Read Part One here.
Airship Ambassador: How did elements of your own life make their way into the story?
Lev AC Rosen: Every character is a reflection of me – even the nasty ones. I think that holds true for every writer, though. More specifically, I’m queer, like Ashton, and Jewish, like Miriam, and I think those are important things to talk about in Victorian London – the disenfranchised. In fact, one of my favorite moments in the book, and one that feels a lot like me critiquing myself, is when Fiona tells Violet that what she’s doing is a boon for rich, smart girls everywhere – the idea that Violet is fighting for acceptance based on her sex… but there are people who have a lot more to prove than she does.
AA: One thing you’ve mentioned in other reviews and interviews is that this is not a YA book, although one would understand why people would think that. What have people’s reactions been when they knew that, versus those who didn’t?
LR: Well, those who don’t know often send me emails saying that my book is inappropriate for children. I think it’s fine for high schoolers, generally, but YA can sometimes reach younger than that, and I don’t think the parent of a 7th grader wants their kids reading about vibrators. In fact, I’m fairly sure of it, because of those emails.
AA: What kind of backstory is there for All Men of Genius which didn’t make it into the final book?
LR: I have some deleted scenes up on my website, but you have to earn the passwords – maybe you can figure them out, though. But I can tell you, in brief, two of them were alternate versions of each other – a scene which was just totally cut by the end – wherein Jack pulls a prank. One with bees, and one with bunnies. I just felt like Jack hadn’t earned his reputation as a prankster. My editor disagreed, and once we cut the scene, everything worked much better. The other two scenes were Fiona based. I love Fiona, but these two scenes made her seem borderline insane, one where she climbed down a chimney, and another where she plays with matches. They weren’t really moving the plot forward, and while they were sort of funny, they were also, like I said, insane. And Fiona is strange, but not a pyromaniac.

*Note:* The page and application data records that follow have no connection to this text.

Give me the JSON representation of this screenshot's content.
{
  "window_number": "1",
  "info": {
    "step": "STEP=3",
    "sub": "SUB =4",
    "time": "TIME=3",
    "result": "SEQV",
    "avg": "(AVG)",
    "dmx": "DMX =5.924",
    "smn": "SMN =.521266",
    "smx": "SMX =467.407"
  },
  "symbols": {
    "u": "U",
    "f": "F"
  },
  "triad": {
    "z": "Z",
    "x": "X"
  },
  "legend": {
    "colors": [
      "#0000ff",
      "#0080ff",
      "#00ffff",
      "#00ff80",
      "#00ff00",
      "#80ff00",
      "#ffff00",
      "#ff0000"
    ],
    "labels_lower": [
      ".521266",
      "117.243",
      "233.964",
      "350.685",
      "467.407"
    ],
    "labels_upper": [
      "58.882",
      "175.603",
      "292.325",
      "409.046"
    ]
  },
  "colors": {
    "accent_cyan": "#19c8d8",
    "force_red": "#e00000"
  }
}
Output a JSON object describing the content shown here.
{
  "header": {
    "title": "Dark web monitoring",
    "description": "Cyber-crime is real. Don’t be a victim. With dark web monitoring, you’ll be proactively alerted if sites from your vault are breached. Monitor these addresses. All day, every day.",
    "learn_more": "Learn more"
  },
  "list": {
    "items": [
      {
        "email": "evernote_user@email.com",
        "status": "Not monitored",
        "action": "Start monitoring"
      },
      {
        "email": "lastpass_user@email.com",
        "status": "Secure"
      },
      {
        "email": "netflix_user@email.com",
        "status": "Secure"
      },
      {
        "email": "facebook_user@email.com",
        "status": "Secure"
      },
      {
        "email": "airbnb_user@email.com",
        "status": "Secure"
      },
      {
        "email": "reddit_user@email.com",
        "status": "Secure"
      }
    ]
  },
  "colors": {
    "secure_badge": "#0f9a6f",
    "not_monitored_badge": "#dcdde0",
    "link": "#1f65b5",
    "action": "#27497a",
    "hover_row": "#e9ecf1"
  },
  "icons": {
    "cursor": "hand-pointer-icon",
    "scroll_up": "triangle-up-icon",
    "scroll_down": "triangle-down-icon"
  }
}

AA: Are there any plans for a sequel or spinoff?
LR: Not right now. I mean, I wouldn’t rule it out, I love the world, I have ideas, but it’s not my focus right now.
AA: When readers finish the book, what would you like for them to take away from the story and the characters that they could apply to their own lives?

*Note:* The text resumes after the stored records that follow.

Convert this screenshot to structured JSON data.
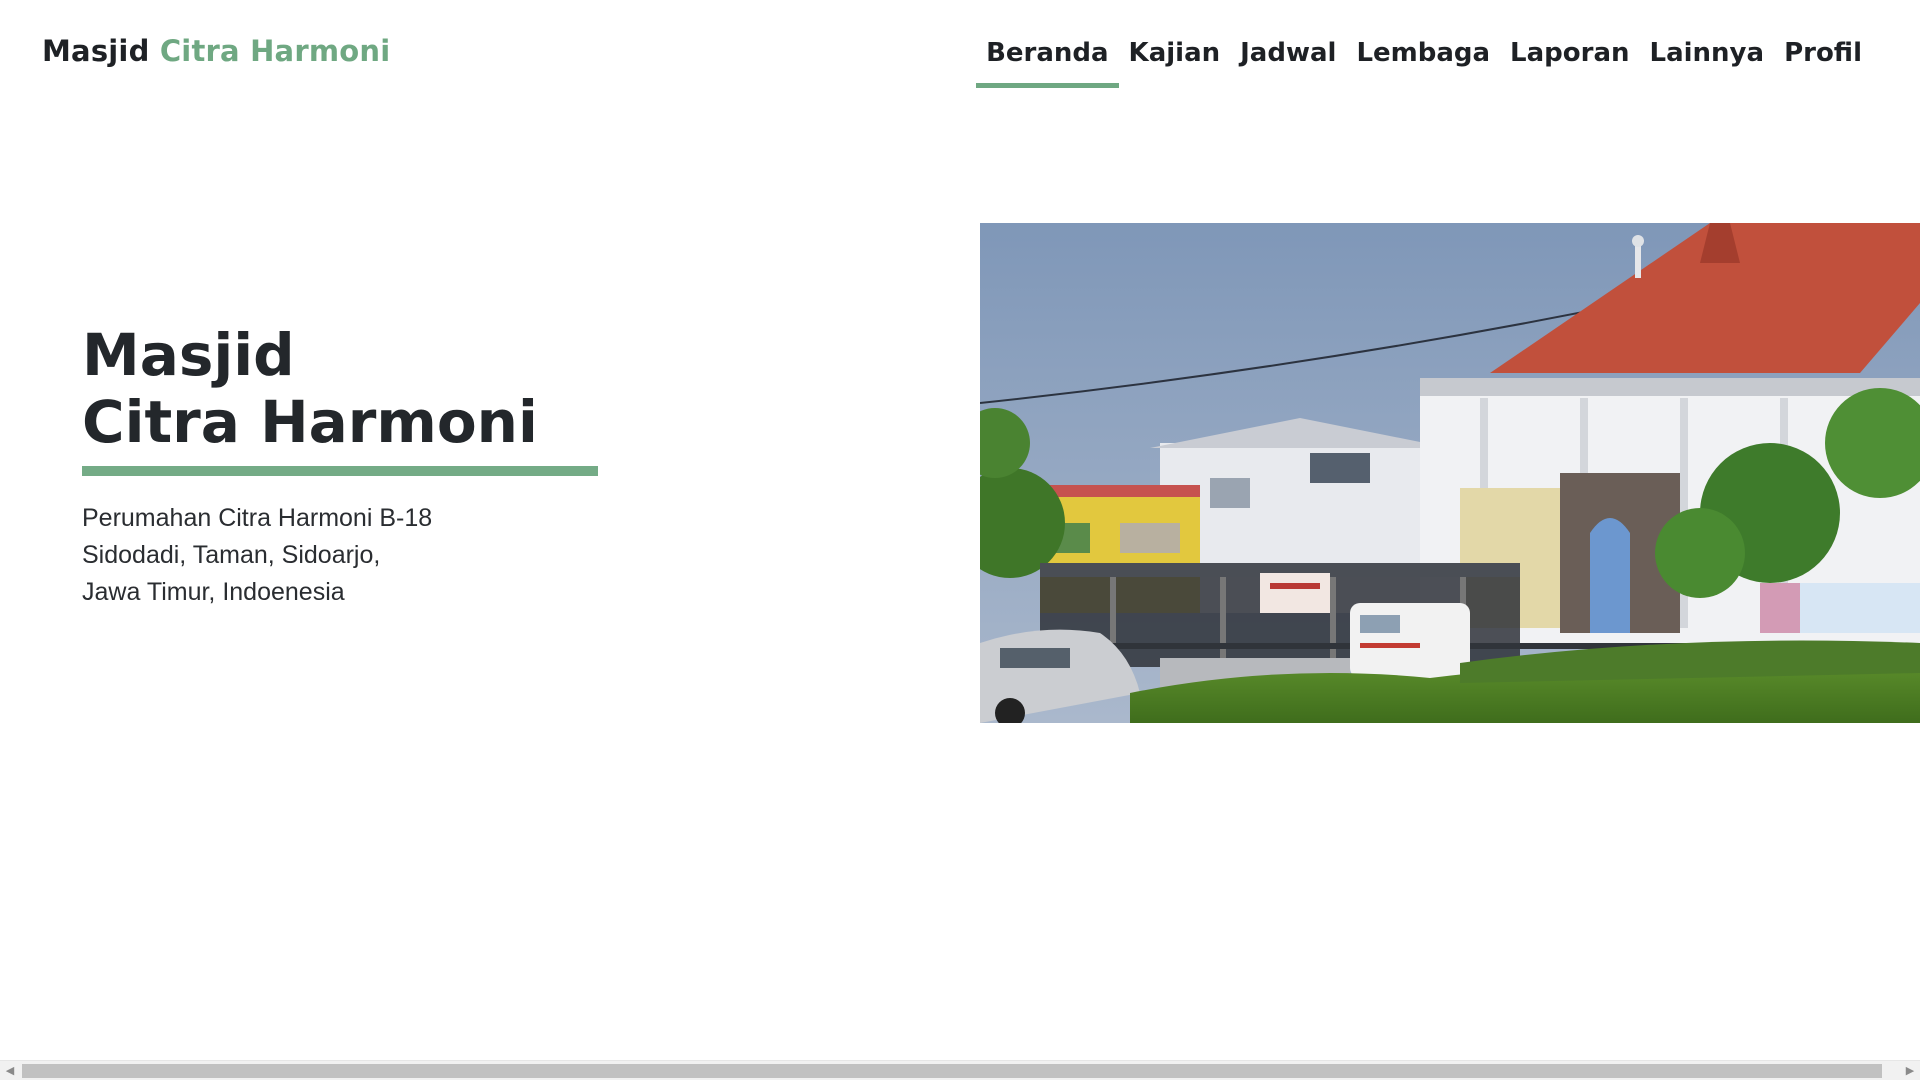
{
  "brand": {
    "main": "Masjid",
    "accent": "Citra Harmoni"
  },
  "nav": {
    "items": [
      {
        "label": "Beranda",
        "active": true
      },
      {
        "label": "Kajian"
      },
      {
        "label": "Jadwal"
      },
      {
        "label": "Lembaga"
      },
      {
        "label": "Laporan"
      },
      {
        "label": "Lainnya"
      },
      {
        "label": "Profil"
      }
    ]
  },
  "hero": {
    "title_line1": "Masjid",
    "title_line2": "Citra Harmoni",
    "address_line1": "Perumahan Citra Harmoni B-18",
    "address_line2": "Sidodadi, Taman, Sidoarjo,",
    "address_line3": "Jawa Timur, Indoenesia"
  },
  "colors": {
    "accent": "#6fa882",
    "text": "#212529",
    "scrollbar_thumb": "#c1c1c1"
  },
  "icons": {
    "scroll_left": "scroll-left-arrow-icon",
    "scroll_right": "scroll-right-arrow-icon",
    "scroll_left_glyph": "◀",
    "scroll_right_glyph": "▶"
  }
}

LR: I’d like them to take away a certain open-mindedness – the idea that everyone has a story which maybe you can’t see and is making them who they are at the moment. Also the idea that not everyone is equal and that if you want something you have to fight for it.

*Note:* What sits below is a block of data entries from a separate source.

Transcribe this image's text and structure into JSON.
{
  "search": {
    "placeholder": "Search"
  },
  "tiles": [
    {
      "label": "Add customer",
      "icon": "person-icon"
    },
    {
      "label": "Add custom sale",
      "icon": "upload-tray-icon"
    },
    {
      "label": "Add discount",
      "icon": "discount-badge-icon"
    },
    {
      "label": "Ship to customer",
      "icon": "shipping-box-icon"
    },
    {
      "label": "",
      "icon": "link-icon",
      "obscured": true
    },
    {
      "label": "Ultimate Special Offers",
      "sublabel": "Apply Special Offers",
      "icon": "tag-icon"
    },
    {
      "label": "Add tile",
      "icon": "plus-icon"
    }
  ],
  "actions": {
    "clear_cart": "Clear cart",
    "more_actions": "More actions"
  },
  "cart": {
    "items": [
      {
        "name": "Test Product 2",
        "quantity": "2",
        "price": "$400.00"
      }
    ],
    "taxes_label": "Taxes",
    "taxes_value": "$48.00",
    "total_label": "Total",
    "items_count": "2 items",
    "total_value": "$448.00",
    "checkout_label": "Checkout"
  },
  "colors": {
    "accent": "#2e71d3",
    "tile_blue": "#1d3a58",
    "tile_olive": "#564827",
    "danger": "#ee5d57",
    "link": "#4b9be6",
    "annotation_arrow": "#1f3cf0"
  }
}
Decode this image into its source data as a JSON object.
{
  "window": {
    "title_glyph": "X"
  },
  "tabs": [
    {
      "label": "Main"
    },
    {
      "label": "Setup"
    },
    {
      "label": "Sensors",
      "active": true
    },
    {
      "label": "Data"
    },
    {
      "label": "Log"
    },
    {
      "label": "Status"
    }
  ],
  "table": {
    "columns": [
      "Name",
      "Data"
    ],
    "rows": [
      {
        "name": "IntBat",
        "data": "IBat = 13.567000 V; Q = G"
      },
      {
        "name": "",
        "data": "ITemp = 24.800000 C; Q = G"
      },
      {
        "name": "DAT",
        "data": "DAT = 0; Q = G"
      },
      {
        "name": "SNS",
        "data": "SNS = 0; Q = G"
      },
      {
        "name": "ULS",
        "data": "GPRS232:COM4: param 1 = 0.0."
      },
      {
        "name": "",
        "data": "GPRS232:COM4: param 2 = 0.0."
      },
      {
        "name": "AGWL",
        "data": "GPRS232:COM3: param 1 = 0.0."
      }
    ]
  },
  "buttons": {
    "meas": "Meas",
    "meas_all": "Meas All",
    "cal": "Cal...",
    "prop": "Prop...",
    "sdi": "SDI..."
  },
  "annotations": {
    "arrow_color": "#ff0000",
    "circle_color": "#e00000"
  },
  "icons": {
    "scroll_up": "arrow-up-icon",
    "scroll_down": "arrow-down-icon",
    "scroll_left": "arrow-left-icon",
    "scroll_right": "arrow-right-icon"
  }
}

AA: What are some memorable fan reactions to All Men of Genius which you’ve heard about?
LR: There’s been a lot of great fan art. I try to post it all on my blog or tumblr or twitter. That’s pretty exciting. And I’ve been told that there’s some slash fanfiction involving Dr. Who, which is sort of beyond my wildest dreams.
AA: If you weren’t an author, what else would you be doing now?
LR: Architect, maybe, if I were better at math.
AA: What do you do to keep a balance between book, art, and tour life, and the rest of your life?
LR: I keep a fairly precise schedule – right down to the day. I have a daily to-do list, which has stuff like “write scene with motorcycle” or whatever, right alongside “groceries” and “interview with Airship Ambassador.” Just keeping organized, and making sure you know what you can accomplish in a day – that’s the important part. That, and keeping to it.
This is the end of part two in our chat with Lev AC Rosen.
Join us next time for the conclusion when Lev talks about his other interests and influences.
Get your copy of All Men of Genius today